REQUIREMENT - Search the records below for "Doba"; copy each line that has it.

*** Block opens ***

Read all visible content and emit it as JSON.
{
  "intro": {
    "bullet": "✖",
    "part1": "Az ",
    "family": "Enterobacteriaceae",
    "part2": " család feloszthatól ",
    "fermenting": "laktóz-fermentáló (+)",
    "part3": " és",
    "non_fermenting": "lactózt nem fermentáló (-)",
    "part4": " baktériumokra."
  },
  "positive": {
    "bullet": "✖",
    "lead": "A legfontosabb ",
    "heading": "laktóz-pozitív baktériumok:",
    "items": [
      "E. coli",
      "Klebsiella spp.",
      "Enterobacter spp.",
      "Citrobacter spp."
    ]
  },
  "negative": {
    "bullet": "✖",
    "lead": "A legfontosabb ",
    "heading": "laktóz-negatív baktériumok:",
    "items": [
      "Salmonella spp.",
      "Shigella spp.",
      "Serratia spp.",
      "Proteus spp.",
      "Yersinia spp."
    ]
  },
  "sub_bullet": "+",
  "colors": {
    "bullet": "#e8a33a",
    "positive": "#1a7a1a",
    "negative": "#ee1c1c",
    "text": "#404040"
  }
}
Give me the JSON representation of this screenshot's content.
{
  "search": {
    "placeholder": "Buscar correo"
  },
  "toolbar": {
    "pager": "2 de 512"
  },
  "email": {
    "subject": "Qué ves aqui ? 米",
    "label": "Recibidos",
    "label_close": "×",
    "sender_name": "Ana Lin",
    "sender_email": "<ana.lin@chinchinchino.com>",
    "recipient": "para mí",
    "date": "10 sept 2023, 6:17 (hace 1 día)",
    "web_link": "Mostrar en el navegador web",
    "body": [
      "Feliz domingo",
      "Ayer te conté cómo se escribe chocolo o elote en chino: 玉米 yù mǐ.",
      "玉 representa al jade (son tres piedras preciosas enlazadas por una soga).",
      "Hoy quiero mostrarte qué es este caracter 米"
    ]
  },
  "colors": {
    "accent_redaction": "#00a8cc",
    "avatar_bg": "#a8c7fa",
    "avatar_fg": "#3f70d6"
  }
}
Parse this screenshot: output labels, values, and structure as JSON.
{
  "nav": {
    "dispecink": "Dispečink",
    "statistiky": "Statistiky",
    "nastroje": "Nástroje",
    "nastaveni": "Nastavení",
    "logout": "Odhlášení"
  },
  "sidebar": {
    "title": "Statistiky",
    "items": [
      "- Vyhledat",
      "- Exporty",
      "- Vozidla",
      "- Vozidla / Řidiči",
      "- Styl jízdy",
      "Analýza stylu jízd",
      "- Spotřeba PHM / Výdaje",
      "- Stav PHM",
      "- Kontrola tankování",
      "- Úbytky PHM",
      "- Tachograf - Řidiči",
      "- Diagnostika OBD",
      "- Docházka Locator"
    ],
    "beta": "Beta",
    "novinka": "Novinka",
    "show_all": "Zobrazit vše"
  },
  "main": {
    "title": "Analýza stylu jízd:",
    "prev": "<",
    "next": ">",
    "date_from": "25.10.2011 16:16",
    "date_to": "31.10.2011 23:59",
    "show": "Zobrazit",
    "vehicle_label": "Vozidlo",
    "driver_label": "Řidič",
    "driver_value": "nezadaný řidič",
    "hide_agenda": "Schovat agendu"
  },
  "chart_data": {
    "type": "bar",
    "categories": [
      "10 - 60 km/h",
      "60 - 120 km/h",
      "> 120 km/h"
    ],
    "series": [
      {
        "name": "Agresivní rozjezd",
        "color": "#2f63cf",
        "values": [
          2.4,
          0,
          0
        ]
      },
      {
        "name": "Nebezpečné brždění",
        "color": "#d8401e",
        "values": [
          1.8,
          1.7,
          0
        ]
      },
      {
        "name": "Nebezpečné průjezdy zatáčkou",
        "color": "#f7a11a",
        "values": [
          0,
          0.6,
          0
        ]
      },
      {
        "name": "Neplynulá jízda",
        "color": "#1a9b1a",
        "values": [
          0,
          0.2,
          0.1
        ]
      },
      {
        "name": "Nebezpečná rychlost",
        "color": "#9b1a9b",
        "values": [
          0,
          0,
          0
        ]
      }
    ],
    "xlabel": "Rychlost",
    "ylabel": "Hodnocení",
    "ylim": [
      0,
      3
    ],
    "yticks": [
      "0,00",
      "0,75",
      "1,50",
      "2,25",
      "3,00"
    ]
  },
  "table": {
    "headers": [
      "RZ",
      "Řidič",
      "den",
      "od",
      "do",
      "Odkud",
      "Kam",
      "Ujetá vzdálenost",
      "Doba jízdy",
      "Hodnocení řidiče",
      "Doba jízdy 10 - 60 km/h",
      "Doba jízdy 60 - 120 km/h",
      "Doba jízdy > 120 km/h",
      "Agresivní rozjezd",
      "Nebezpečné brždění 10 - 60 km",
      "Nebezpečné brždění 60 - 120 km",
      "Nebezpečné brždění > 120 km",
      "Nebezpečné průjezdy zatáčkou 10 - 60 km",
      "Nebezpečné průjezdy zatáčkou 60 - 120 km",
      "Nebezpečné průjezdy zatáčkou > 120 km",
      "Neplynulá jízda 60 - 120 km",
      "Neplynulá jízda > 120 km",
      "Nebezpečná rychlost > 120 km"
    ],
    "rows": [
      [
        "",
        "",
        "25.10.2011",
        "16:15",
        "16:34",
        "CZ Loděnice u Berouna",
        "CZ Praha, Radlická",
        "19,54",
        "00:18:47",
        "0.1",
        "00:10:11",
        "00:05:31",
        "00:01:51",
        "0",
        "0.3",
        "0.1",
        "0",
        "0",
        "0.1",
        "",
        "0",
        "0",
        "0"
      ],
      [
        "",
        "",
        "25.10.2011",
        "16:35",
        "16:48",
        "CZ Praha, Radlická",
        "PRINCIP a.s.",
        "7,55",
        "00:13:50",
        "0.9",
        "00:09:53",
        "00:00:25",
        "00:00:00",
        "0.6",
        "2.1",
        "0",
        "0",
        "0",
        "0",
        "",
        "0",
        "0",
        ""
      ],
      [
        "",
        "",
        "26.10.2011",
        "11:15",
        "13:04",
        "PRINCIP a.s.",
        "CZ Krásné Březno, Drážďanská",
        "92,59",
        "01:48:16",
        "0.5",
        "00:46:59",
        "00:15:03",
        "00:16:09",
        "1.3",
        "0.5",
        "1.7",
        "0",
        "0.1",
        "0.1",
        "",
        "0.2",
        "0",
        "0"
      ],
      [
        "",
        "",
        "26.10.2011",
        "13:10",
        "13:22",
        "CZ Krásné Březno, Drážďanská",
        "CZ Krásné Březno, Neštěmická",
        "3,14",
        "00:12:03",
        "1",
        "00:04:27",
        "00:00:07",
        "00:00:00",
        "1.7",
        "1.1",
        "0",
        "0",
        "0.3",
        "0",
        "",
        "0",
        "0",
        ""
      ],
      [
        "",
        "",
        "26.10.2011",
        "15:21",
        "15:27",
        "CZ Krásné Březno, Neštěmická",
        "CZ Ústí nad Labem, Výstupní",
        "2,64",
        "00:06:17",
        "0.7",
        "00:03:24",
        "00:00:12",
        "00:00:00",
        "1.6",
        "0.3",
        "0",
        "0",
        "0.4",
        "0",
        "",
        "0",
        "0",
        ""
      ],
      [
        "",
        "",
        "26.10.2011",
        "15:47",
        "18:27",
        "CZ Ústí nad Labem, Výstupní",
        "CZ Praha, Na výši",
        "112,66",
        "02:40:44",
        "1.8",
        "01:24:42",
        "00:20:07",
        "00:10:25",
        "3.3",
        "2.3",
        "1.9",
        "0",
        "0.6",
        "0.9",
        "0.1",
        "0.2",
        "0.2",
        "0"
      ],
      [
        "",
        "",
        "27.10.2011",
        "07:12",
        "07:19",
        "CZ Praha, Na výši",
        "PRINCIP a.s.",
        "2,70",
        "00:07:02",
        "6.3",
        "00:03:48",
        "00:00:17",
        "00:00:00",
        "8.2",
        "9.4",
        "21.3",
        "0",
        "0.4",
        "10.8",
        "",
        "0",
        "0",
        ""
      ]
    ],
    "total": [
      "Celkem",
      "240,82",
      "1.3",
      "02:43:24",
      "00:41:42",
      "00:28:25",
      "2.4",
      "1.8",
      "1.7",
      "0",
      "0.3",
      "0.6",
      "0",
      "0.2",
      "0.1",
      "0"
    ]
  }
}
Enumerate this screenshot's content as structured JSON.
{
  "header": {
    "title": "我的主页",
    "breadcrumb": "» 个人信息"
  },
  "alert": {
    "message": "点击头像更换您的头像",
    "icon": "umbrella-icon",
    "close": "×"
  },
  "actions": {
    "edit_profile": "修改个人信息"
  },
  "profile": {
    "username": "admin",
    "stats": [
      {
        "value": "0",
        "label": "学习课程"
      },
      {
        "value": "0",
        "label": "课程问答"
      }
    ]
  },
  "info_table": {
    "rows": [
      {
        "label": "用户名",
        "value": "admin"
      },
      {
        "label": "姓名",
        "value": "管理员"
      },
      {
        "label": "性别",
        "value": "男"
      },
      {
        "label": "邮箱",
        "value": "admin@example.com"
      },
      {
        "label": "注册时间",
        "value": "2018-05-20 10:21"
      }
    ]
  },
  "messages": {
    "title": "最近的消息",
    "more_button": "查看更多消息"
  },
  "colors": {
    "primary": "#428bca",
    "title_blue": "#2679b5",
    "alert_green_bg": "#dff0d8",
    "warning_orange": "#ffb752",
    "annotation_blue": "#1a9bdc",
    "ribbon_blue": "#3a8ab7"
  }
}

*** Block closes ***

WRITTEN ANSWER -
      "Doba jízdy",
      "Doba jízdy 10 - 60 km/h",
      "Doba jízdy 60 - 120 km/h",
      "Doba jízdy > 120 km/h",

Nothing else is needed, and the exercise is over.